The Dietary Approach to Stop Hypertension (DASH) diet yields beneficial health effects, reducing blood pressure, sugar, and fat, and increasing high-density lipoprotein (HDL) levels or so-called “good” cholesterol, in adolescents with hemophilia, an Iranian study reports.
The study, “Effects of the dietary approach to stop hypertension (DASH) diet on blood pressure, blood glucose, and lipid profile in adolescents with hemophilia: A randomized clinical trial,” was published in the journal Food Science & Nutrition.
Hemophilia is caused by a deficiency in blood clotting factors. The disorder is characterized by abnormally sustained bleeding, which is usually managed with medications that promote blood clotting or otherwise control bleeding.
Hemophilia patients also have higher rates of cardiovascular and metabolic risk factors, including obesity-related complications, than the general population. Specifically, children with hemophilia have increased rates of hypertension, and blood levels of glucose (sugar) and lipids (fat) than non-affected children.
Nutrition is an important consideration in effectively managing hemophilia. However, standard hemophilia treatment does not currently include disease-specific guidelines to reduce nutrition-related cardiovascular risks.
The DASH diet has been identified as a safe and effective approach to managing blood pressure, cholesterol, and blood glucose levels in the general population. The diet emphasizes the consumption of whole grains, legumes, nuts, fruits, vegetables, low-fat dairy, and white meat while avoiding red meat and foods high in sodium.
In the study, researchers in Iran, along with a colleague in the U.K., sought to determine the impact of the DASH diet on cardiovascular and metabolic risk factors in adolescents with hemophilia.
The 10-week clinical trial (IRCT20130903014551N6) was conducted from March to June 2020, and included 40 adolescents, age 10 to 18, with hemophilia recruited from Omid Hospital in Isfahan, Iran. The study participants were male and had not used antioxidant supplements or a prescribed diet prior to the study.
Patients were randomly assigned to the DASH diet or a control diet. The DASH group (mean age 13.8) received a diet consisting of 50%–55% carbohydrate, 27%–30% fat, and 16%–18% protein, with restricted consumption of red meat and sodium. The control group received healthy eating recommendations such as adequately chewing food before swallowing, minimizing fat and sugar consumption, avoiding fried food, and eating frequent small meals and healthy snacks.
Because blood vitamin C levels increase on the DASH diet, its levels can be used as indicators of diet compliance. Vitamin C levels were measured at the start of the study and after 10 weeks. Study participants and their parents attended an introductory meeting and follow-up meetings at the two-, four-, six-, and eight-week mark. Parents also completed food records on the first, fifth, and 10th weeks.
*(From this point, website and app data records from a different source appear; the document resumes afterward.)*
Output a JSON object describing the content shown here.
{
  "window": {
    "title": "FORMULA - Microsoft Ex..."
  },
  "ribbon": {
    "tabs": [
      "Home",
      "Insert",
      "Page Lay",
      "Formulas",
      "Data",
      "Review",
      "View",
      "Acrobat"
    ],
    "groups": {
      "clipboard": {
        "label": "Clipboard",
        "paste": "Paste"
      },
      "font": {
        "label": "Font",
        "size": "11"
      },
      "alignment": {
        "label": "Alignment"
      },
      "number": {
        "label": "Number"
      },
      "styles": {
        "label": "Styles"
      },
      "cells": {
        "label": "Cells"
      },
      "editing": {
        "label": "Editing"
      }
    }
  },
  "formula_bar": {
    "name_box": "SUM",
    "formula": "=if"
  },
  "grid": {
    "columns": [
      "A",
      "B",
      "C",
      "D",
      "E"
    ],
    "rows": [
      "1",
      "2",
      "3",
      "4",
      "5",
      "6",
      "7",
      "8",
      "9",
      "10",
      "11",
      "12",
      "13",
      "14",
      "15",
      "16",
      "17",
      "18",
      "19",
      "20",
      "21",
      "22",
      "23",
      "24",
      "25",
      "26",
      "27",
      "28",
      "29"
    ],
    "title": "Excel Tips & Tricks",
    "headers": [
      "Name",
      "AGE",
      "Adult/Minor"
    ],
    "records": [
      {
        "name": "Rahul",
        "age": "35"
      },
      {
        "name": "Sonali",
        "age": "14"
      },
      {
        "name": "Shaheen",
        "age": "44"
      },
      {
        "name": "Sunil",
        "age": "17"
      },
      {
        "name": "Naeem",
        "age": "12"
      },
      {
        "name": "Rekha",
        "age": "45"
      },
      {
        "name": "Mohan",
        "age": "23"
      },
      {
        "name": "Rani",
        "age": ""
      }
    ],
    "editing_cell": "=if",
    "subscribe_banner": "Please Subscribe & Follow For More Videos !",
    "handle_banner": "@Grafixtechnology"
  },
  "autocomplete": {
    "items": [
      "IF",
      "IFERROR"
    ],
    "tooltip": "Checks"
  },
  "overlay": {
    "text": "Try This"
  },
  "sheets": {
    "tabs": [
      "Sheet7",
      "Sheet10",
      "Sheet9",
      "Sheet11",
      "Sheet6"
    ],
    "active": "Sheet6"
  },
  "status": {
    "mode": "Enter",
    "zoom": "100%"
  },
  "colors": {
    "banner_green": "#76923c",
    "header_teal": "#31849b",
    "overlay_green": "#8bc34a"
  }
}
A total of seven patients withdrew from the study, three in the DASH group and four from the control group, due to medical or personal issues, or lack of adherence to the diet.
Although participants in the DASH group were in a higher weight and height percentile, the two groups showed no differences in age, body mass index percentile, or waist circumference. During the trial, the mean consumption of calories, carbohydrates, protein, and fat were also not significantly different between the groups.
Results showed that, compared to the control group, adolescents on the DASH diet had increased potassium, calcium, and vitamin C intake, as well as lower sodium consumption.
By the end of the trial, the DASH group had significantly higher blood vitamin C levels compared to both baseline (study start) and the control group, suggesting compliance with the diet. Also, compared to controls, the DASH group had a reduction in blood pressure, blood glucose and fat levels, total cholesterol, and low-density lipoprotein (LDL), which may cause cholesterol build-up in the arteries. The group also showed a significant increase in HDL, which helps remove harmful cholesterol from the blood.
Notably, systolic blood pressure (pressure in arteries when the heart beats) but not diastolic blood pressure — pressure in the arteries in between heartbeats — was significantly decreased in the DASH group compared to controls.
“Our findings indicate that this diet can also be beneficial in adolescents with hemophilia. Indeed, our findings suggest that the DASH diet can improve blood pressure, blood glucose, and lipid profile,” the researchers wrote.
One of the study’s limitations was the inability to blind participants or researchers — in other words, making them unaware of which treatment they received.